Despite the end of Coronavirus restrictions, the sector faces considerable challenges with the invasion of Ukraine and resulting sanctions on Russia already causing a sharp spike in oil and gas prices.
With Russia and Ukraine both major exporters of crops, such as wheat and corn, food prices are likely to increase dramatically, says UHY Hacker Young
Restaurants will also have to contend with the upcoming hike in National Insurance rates, which means employers will be forced to pay an extra 1.25% per employee, per month from 6 April.
Rising interest rates will make borrowing more expensive for restaurants, as well as increasing the amount they need to pay back on existing loans. Given the huge number of restaurants that took on extra debt during the pandemic, this is likely to be substantial, it predicts.
The forthcoming Commercial Rents Bill, which is due to come into effect on 25 March, will put further strain on restaurants. Under the bill, commercial landlords can take action against tenants that have fallen into rent arrears during lockdown with restaurants potentially being forced to pay rent for the periods in which they were unable to open.

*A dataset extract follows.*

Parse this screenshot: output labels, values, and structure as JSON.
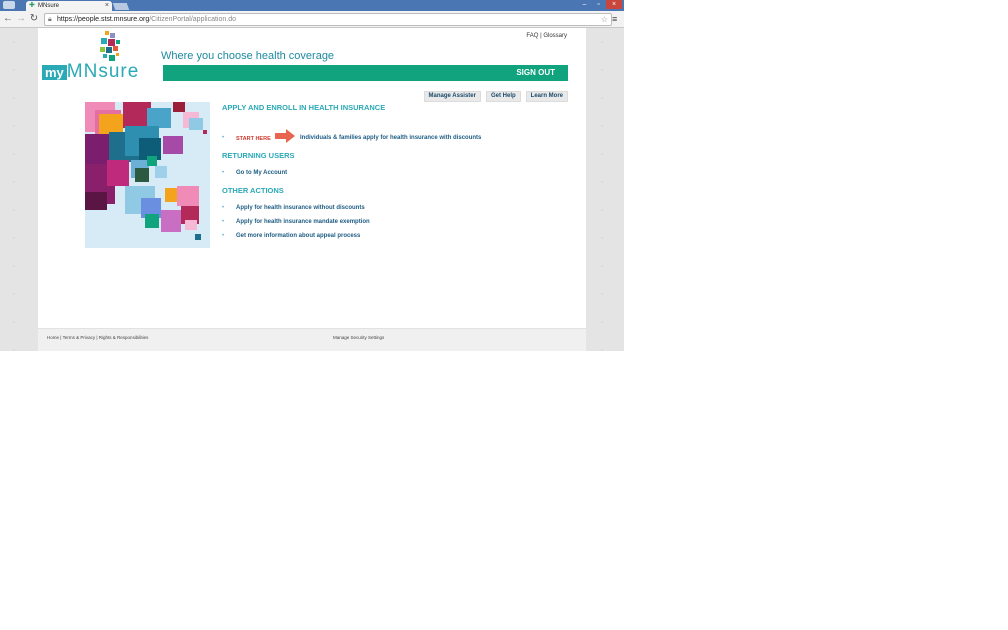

“The restaurant sector has emerged from one crisis only to face an onslaught of other challenges,” says Peter Kubik, partner at UHY Hacker Young.
“Covid restrictions may have ended but higher loan repayments, National Insurance increases and potentially lower demand as the cost of living crisis starts to bite could see an even greater number insolvencies within the sector.”

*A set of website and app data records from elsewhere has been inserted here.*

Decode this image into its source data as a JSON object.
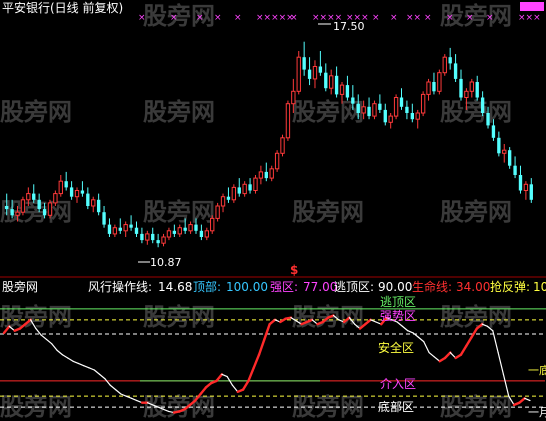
{
  "top_title": "平安银行(日线 前复权)",
  "price_labels": {
    "high": "17.50",
    "low": "10.87"
  },
  "signal_mark": "$",
  "watermark_text": "股旁网",
  "indicator": {
    "source_label": "股旁网",
    "name_label": "风行操作线:",
    "name_value": "14.68",
    "items": [
      {
        "label": "顶部:",
        "value": "100.00",
        "color": "#36c7ff"
      },
      {
        "label": "强区:",
        "value": "77.00",
        "color": "#ff44ff"
      },
      {
        "label": "逃顶区:",
        "value": "90.00",
        "color": "#ffffff"
      },
      {
        "label": "生命线:",
        "value": "34.00",
        "color": "#ff3030"
      },
      {
        "label": "抢反弹:",
        "value": "10",
        "color": "#ffff40"
      }
    ]
  },
  "zones": {
    "escape": "逃顶区",
    "strong": "强势区",
    "safe": "安全区",
    "enter": "介入区",
    "bottom": "底部区",
    "right_mark_1": "一底",
    "right_mark_2": "一月"
  },
  "colors": {
    "up": "#ff3a3a",
    "down": "#54ffff",
    "hundred": "#36c7ff",
    "white": "#ffffff",
    "magenta": "#ff44ff",
    "yellow": "#ffff40",
    "green": "#66ee66",
    "red": "#ff2a2a"
  },
  "chart_data": [
    {
      "type": "candlestick",
      "title": "平安银行(日线 前复权)",
      "annotations": [
        {
          "label": "17.50",
          "kind": "high"
        },
        {
          "label": "10.87",
          "kind": "low"
        }
      ],
      "ylim": [
        10.2,
        18.2
      ],
      "ohlc": [
        [
          12.2,
          12.6,
          11.9,
          12.1
        ],
        [
          12.1,
          12.4,
          11.8,
          11.9
        ],
        [
          11.9,
          12.2,
          11.7,
          12.0
        ],
        [
          12.0,
          12.5,
          11.9,
          12.4
        ],
        [
          12.4,
          12.8,
          12.2,
          12.6
        ],
        [
          12.6,
          12.9,
          12.3,
          12.4
        ],
        [
          12.4,
          12.6,
          12.0,
          12.1
        ],
        [
          12.1,
          12.3,
          11.8,
          11.9
        ],
        [
          11.9,
          12.4,
          11.8,
          12.3
        ],
        [
          12.3,
          12.7,
          12.2,
          12.6
        ],
        [
          12.6,
          13.2,
          12.5,
          13.0
        ],
        [
          13.0,
          13.3,
          12.7,
          12.8
        ],
        [
          12.8,
          13.0,
          12.4,
          12.5
        ],
        [
          12.5,
          12.8,
          12.3,
          12.7
        ],
        [
          12.7,
          13.0,
          12.5,
          12.6
        ],
        [
          12.6,
          12.8,
          12.1,
          12.2
        ],
        [
          12.2,
          12.5,
          12.0,
          12.4
        ],
        [
          12.4,
          12.6,
          11.9,
          12.0
        ],
        [
          12.0,
          12.2,
          11.5,
          11.6
        ],
        [
          11.6,
          11.8,
          11.2,
          11.3
        ],
        [
          11.3,
          11.6,
          11.2,
          11.5
        ],
        [
          11.5,
          11.8,
          11.3,
          11.4
        ],
        [
          11.4,
          11.7,
          11.2,
          11.6
        ],
        [
          11.6,
          11.9,
          11.4,
          11.5
        ],
        [
          11.5,
          11.7,
          11.2,
          11.3
        ],
        [
          11.3,
          11.5,
          11.0,
          11.1
        ],
        [
          11.1,
          11.4,
          10.95,
          11.3
        ],
        [
          11.3,
          11.5,
          11.0,
          11.1
        ],
        [
          11.1,
          11.3,
          10.87,
          11.0
        ],
        [
          11.0,
          11.3,
          10.9,
          11.2
        ],
        [
          11.2,
          11.5,
          11.1,
          11.4
        ],
        [
          11.4,
          11.6,
          11.2,
          11.3
        ],
        [
          11.3,
          11.6,
          11.2,
          11.5
        ],
        [
          11.5,
          11.8,
          11.3,
          11.4
        ],
        [
          11.4,
          11.7,
          11.3,
          11.6
        ],
        [
          11.6,
          11.8,
          11.3,
          11.4
        ],
        [
          11.4,
          11.6,
          11.1,
          11.2
        ],
        [
          11.2,
          11.5,
          11.1,
          11.4
        ],
        [
          11.4,
          11.9,
          11.3,
          11.8
        ],
        [
          11.8,
          12.3,
          11.7,
          12.2
        ],
        [
          12.2,
          12.6,
          12.0,
          12.5
        ],
        [
          12.5,
          12.8,
          12.3,
          12.4
        ],
        [
          12.4,
          12.9,
          12.3,
          12.8
        ],
        [
          12.8,
          13.1,
          12.5,
          12.6
        ],
        [
          12.6,
          13.0,
          12.5,
          12.9
        ],
        [
          12.9,
          13.1,
          12.6,
          12.7
        ],
        [
          12.7,
          13.2,
          12.6,
          13.1
        ],
        [
          13.1,
          13.5,
          12.9,
          13.3
        ],
        [
          13.3,
          13.6,
          13.0,
          13.1
        ],
        [
          13.1,
          13.5,
          13.0,
          13.4
        ],
        [
          13.4,
          14.0,
          13.3,
          13.9
        ],
        [
          13.9,
          14.5,
          13.8,
          14.4
        ],
        [
          14.4,
          15.6,
          14.3,
          15.5
        ],
        [
          15.5,
          16.3,
          15.2,
          15.9
        ],
        [
          15.9,
          17.2,
          15.8,
          17.0
        ],
        [
          17.0,
          17.5,
          16.4,
          16.6
        ],
        [
          16.6,
          17.0,
          16.1,
          16.3
        ],
        [
          16.3,
          16.9,
          16.0,
          16.7
        ],
        [
          16.7,
          17.2,
          16.4,
          16.5
        ],
        [
          16.5,
          16.8,
          15.9,
          16.0
        ],
        [
          16.0,
          16.6,
          15.8,
          16.4
        ],
        [
          16.4,
          16.7,
          15.7,
          15.8
        ],
        [
          15.8,
          16.2,
          15.5,
          16.1
        ],
        [
          16.1,
          16.4,
          15.6,
          15.7
        ],
        [
          15.7,
          16.1,
          15.3,
          15.5
        ],
        [
          15.5,
          15.8,
          15.0,
          15.2
        ],
        [
          15.2,
          15.6,
          15.0,
          15.4
        ],
        [
          15.4,
          15.7,
          15.0,
          15.1
        ],
        [
          15.1,
          15.6,
          15.0,
          15.5
        ],
        [
          15.5,
          15.8,
          15.2,
          15.3
        ],
        [
          15.3,
          15.5,
          14.8,
          14.9
        ],
        [
          14.9,
          15.2,
          14.7,
          15.1
        ],
        [
          15.1,
          15.8,
          15.0,
          15.7
        ],
        [
          15.7,
          16.0,
          15.3,
          15.4
        ],
        [
          15.4,
          15.6,
          15.0,
          15.2
        ],
        [
          15.2,
          15.5,
          14.9,
          15.0
        ],
        [
          15.0,
          15.3,
          14.7,
          15.2
        ],
        [
          15.2,
          15.9,
          15.1,
          15.8
        ],
        [
          15.8,
          16.3,
          15.6,
          16.2
        ],
        [
          16.2,
          16.5,
          15.8,
          15.9
        ],
        [
          15.9,
          16.6,
          15.8,
          16.5
        ],
        [
          16.5,
          17.1,
          16.4,
          17.0
        ],
        [
          17.0,
          17.3,
          16.6,
          16.8
        ],
        [
          16.8,
          17.1,
          16.2,
          16.3
        ],
        [
          16.3,
          16.6,
          15.6,
          15.7
        ],
        [
          15.7,
          16.0,
          15.3,
          15.9
        ],
        [
          15.9,
          16.3,
          15.7,
          16.2
        ],
        [
          16.2,
          16.4,
          15.6,
          15.7
        ],
        [
          15.7,
          15.9,
          15.1,
          15.2
        ],
        [
          15.2,
          15.4,
          14.7,
          14.8
        ],
        [
          14.8,
          15.0,
          14.3,
          14.4
        ],
        [
          14.4,
          14.6,
          13.8,
          13.9
        ],
        [
          13.9,
          14.2,
          13.6,
          14.0
        ],
        [
          14.0,
          14.1,
          13.4,
          13.5
        ],
        [
          13.5,
          13.8,
          13.1,
          13.2
        ],
        [
          13.2,
          13.5,
          12.6,
          12.7
        ],
        [
          12.7,
          13.0,
          12.4,
          12.9
        ],
        [
          12.9,
          13.1,
          12.3,
          12.4
        ]
      ]
    },
    {
      "type": "line",
      "title": "风行操作线",
      "ylim": [
        0,
        110
      ],
      "reference_lines": {
        "顶部": 100,
        "逃顶区": 90,
        "强区": 77,
        "生命线": 34,
        "抢反弹": 10
      },
      "values": [
        78,
        84,
        80,
        82,
        86,
        90,
        82,
        76,
        72,
        68,
        62,
        58,
        55,
        52,
        50,
        48,
        46,
        44,
        40,
        36,
        30,
        26,
        22,
        20,
        18,
        16,
        14,
        14,
        12,
        10,
        8,
        6,
        5,
        6,
        8,
        12,
        16,
        22,
        28,
        32,
        34,
        40,
        38,
        30,
        24,
        26,
        34,
        46,
        58,
        72,
        86,
        90,
        88,
        91,
        92,
        89,
        86,
        88,
        90,
        86,
        88,
        92,
        94,
        90,
        88,
        92,
        86,
        82,
        86,
        90,
        88,
        86,
        92,
        90,
        88,
        84,
        80,
        78,
        74,
        70,
        60,
        56,
        52,
        55,
        60,
        55,
        58,
        66,
        74,
        82,
        86,
        84,
        80,
        60,
        40,
        20,
        12,
        14,
        18,
        16
      ]
    }
  ]
}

“Restaurants could at least rely on Government support during the worst of the pandemic. Now that these protections have come to an end, they’re having to face multiple challenges with zero help.”

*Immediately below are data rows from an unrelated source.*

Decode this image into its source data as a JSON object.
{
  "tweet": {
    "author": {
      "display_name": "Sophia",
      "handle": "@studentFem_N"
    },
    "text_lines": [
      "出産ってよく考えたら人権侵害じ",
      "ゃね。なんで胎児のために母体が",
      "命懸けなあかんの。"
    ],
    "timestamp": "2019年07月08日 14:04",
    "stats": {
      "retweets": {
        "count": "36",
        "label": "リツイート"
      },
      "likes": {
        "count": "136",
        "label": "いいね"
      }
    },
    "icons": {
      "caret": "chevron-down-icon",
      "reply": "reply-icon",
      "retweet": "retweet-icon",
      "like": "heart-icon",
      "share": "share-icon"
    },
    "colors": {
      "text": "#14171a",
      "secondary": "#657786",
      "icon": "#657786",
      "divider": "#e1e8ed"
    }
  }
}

“Given the enormous pressures the restaurant sector is under, the Government should seriously consider scrapping or at the very least postponing, the Health and Social Care tax.”
In addition to increasing overheads, UHY Hacker Young says there are also concerns that the rising cost of living will leave consumers with less money in their pockets to spend on eating out and socialising.